═════ EXTRACTED MATERIAL ═════

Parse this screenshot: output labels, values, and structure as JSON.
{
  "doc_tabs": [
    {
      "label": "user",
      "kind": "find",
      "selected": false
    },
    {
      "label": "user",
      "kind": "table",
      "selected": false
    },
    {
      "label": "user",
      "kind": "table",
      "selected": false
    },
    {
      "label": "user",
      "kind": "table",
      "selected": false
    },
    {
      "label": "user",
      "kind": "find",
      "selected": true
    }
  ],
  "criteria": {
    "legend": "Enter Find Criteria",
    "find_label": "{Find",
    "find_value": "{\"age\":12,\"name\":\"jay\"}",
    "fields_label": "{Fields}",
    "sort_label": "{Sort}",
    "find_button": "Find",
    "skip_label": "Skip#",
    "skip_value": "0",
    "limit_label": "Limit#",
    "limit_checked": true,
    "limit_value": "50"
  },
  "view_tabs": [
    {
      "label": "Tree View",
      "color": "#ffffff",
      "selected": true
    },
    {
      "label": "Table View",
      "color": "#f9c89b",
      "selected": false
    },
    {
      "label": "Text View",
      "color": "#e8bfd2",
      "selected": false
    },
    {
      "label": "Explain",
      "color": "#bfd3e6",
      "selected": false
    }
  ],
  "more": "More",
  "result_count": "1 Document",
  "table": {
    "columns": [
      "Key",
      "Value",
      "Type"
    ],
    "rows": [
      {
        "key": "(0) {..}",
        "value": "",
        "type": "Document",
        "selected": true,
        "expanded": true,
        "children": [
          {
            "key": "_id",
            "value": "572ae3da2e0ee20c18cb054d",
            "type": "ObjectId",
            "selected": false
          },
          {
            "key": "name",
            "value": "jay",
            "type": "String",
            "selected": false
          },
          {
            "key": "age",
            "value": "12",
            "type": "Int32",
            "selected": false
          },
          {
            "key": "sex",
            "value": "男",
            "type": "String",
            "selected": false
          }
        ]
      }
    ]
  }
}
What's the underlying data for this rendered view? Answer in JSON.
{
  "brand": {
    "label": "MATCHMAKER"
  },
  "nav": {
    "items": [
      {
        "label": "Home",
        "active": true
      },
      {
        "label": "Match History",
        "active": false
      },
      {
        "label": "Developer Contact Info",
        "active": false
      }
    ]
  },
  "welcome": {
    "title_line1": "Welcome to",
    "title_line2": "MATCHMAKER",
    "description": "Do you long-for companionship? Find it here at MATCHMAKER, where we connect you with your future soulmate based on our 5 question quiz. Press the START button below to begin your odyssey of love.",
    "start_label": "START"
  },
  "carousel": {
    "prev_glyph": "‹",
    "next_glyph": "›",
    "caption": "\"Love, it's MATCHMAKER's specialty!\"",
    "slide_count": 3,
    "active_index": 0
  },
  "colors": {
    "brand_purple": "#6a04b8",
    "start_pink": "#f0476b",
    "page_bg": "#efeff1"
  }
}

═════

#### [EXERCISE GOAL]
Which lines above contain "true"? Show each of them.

#### [WORKED SOLUTION]
      "selected": true
    "limit_checked": true,
      "selected": true
        "selected": true,
        "expanded": true,
        "active": true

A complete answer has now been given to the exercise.